#### [Exercise description]
The records are to be repeated in full, with the images removed.

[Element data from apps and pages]

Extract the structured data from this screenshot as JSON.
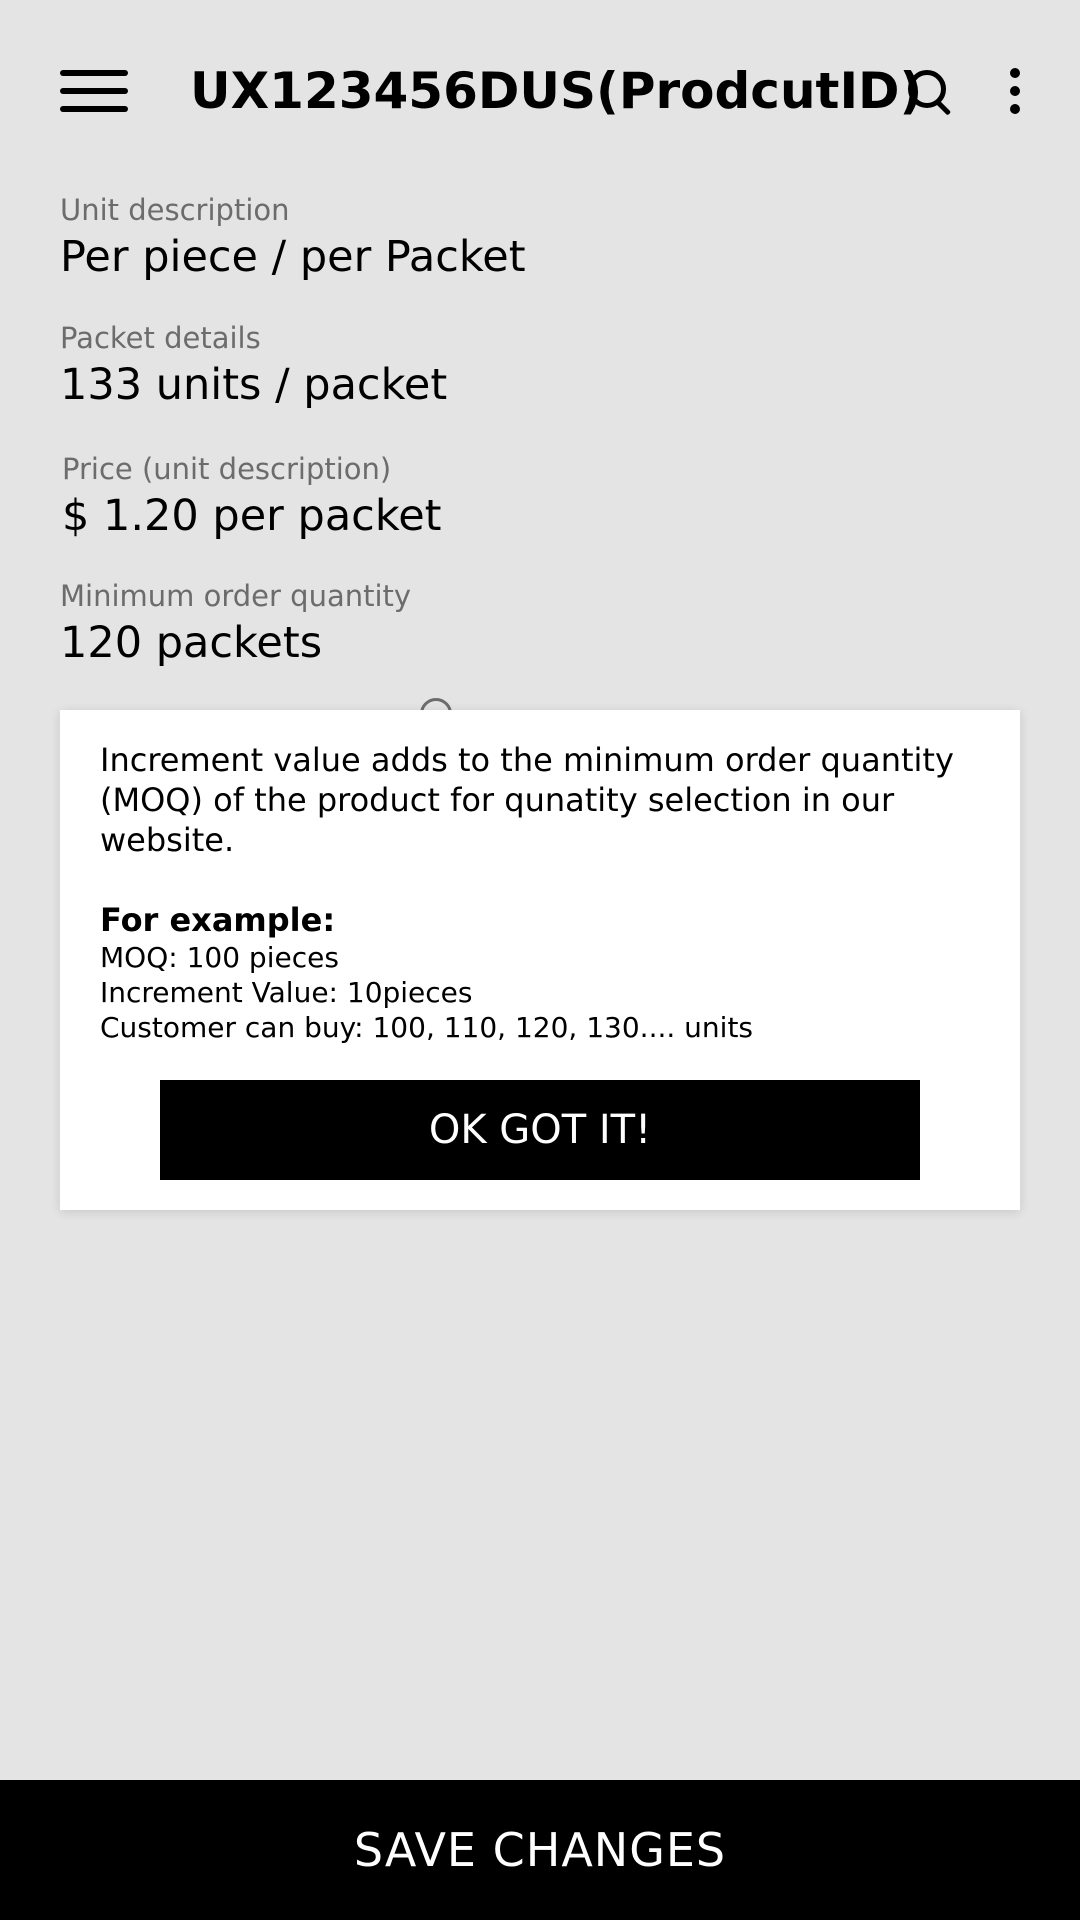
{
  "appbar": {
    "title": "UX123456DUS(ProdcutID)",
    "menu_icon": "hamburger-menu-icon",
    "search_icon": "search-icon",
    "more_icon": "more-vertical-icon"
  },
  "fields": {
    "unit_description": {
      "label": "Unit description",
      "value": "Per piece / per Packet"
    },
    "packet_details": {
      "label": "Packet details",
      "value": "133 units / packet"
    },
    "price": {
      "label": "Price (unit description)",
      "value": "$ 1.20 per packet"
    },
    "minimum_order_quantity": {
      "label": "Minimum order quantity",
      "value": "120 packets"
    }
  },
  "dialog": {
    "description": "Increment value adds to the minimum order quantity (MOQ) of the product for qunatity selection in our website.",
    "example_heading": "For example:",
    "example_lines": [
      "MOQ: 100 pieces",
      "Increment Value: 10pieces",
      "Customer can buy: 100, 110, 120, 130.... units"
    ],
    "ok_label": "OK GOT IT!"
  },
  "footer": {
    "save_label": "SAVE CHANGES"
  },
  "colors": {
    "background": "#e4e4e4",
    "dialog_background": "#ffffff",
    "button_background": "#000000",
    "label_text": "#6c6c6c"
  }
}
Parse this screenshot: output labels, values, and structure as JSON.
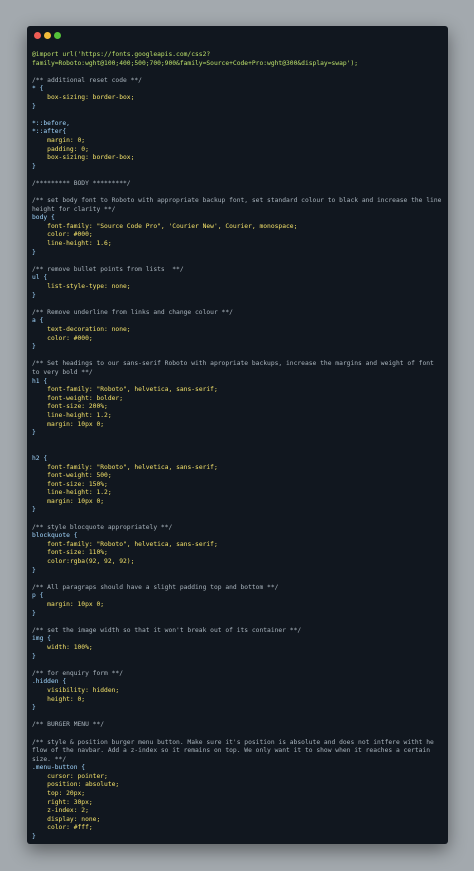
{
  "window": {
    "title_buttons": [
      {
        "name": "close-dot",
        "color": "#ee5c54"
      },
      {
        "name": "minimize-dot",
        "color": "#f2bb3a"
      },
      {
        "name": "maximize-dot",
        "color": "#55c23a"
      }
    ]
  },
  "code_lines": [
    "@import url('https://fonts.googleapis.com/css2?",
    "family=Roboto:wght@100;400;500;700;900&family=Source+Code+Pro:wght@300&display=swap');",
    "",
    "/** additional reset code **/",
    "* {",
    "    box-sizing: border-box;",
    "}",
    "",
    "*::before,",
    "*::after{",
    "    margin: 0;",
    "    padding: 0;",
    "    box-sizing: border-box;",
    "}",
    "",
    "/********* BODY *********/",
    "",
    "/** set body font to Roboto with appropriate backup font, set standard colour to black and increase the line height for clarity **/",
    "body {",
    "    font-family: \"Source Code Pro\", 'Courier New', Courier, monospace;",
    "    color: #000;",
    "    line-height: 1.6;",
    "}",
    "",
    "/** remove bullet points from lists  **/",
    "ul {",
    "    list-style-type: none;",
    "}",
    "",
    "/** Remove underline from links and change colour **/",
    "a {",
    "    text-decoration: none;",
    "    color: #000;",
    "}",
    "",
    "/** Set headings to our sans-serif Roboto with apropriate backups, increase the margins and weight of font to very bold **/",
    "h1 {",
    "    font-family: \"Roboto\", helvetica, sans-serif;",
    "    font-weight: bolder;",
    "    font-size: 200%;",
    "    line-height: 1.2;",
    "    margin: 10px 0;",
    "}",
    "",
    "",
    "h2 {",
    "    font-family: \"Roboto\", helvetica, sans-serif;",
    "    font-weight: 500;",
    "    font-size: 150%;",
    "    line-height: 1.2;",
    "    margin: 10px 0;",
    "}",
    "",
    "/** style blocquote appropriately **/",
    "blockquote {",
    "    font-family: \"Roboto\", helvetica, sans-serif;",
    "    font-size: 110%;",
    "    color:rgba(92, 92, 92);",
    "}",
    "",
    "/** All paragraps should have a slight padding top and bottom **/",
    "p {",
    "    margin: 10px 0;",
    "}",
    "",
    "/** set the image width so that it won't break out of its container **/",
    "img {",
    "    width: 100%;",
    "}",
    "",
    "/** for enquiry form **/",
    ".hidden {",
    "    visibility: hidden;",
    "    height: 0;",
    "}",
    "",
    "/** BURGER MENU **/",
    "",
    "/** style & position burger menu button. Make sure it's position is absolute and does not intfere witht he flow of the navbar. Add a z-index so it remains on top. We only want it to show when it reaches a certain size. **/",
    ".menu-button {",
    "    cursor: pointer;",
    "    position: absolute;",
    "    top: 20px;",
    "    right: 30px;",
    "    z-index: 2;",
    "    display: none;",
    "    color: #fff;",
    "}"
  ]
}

#### [Final answer]
Extract the structured data from this screenshot as JSON.
{
  "appbar": {
    "title": "UX123456DUS(ProdcutID)",
    "menu_icon": "hamburger-menu-icon",
    "search_icon": "search-icon",
    "more_icon": "more-vertical-icon"
  },
  "fields": {
    "unit_description": {
      "label": "Unit description",
      "value": "Per piece / per Packet"
    },
    "packet_details": {
      "label": "Packet details",
      "value": "133 units / packet"
    },
    "price": {
      "label": "Price (unit description)",
      "value": "$ 1.20 per packet"
    },
    "minimum_order_quantity": {
      "label": "Minimum order quantity",
      "value": "120 packets"
    }
  },
  "dialog": {
    "description": "Increment value adds to the minimum order quantity (MOQ) of the product for qunatity selection in our website.",
    "example_heading": "For example:",
    "example_lines": [
      "MOQ: 100 pieces",
      "Increment Value: 10pieces",
      "Customer can buy: 100, 110, 120, 130.... units"
    ],
    "ok_label": "OK GOT IT!"
  },
  "footer": {
    "save_label": "SAVE CHANGES"
  },
  "colors": {
    "background": "#e4e4e4",
    "dialog_background": "#ffffff",
    "button_background": "#000000",
    "label_text": "#6c6c6c"
  }
}
Parse this screenshot: output labels, values, and structure as JSON.
{
  "window": {
    "title_buttons": [
      {
        "name": "close-dot",
        "color": "#ee5c54"
      },
      {
        "name": "minimize-dot",
        "color": "#f2bb3a"
      },
      {
        "name": "maximize-dot",
        "color": "#55c23a"
      }
    ]
  },
  "code_lines": [
    "@import url('https://fonts.googleapis.com/css2?",
    "family=Roboto:wght@100;400;500;700;900&family=Source+Code+Pro:wght@300&display=swap');",
    "",
    "/** additional reset code **/",
    "* {",
    "    box-sizing: border-box;",
    "}",
    "",
    "*::before,",
    "*::after{",
    "    margin: 0;",
    "    padding: 0;",
    "    box-sizing: border-box;",
    "}",
    "",
    "/********* BODY *********/",
    "",
    "/** set body font to Roboto with appropriate backup font, set standard colour to black and increase the line height for clarity **/",
    "body {",
    "    font-family: \"Source Code Pro\", 'Courier New', Courier, monospace;",
    "    color: #000;",
    "    line-height: 1.6;",
    "}",
    "",
    "/** remove bullet points from lists  **/",
    "ul {",
    "    list-style-type: none;",
    "}",
    "",
    "/** Remove underline from links and change colour **/",
    "a {",
    "    text-decoration: none;",
    "    color: #000;",
    "}",
    "",
    "/** Set headings to our sans-serif Roboto with apropriate backups, increase the margins and weight of font to very bold **/",
    "h1 {",
    "    font-family: \"Roboto\", helvetica, sans-serif;",
    "    font-weight: bolder;",
    "    font-size: 200%;",
    "    line-height: 1.2;",
    "    margin: 10px 0;",
    "}",
    "",
    "",
    "h2 {",
    "    font-family: \"Roboto\", helvetica, sans-serif;",
    "    font-weight: 500;",
    "    font-size: 150%;",
    "    line-height: 1.2;",
    "    margin: 10px 0;",
    "}",
    "",
    "/** style blocquote appropriately **/",
    "blockquote {",
    "    font-family: \"Roboto\", helvetica, sans-serif;",
    "    font-size: 110%;",
    "    color:rgba(92, 92, 92);",
    "}",
    "",
    "/** All paragraps should have a slight padding top and bottom **/",
    "p {",
    "    margin: 10px 0;",
    "}",
    "",
    "/** set the image width so that it won't break out of its container **/",
    "img {",
    "    width: 100%;",
    "}",
    "",
    "/** for enquiry form **/",
    ".hidden {",
    "    visibility: hidden;",
    "    height: 0;",
    "}",
    "",
    "/** BURGER MENU **/",
    "",
    "/** style & position burger menu button. Make sure it's position is absolute and does not intfere witht he flow of the navbar. Add a z-index so it remains on top. We only want it to show when it reaches a certain size. **/",
    ".menu-button {",
    "    cursor: pointer;",
    "    position: absolute;",
    "    top: 20px;",
    "    right: 30px;",
    "    z-index: 2;",
    "    display: none;",
    "    color: #fff;",
    "}"
  ]
}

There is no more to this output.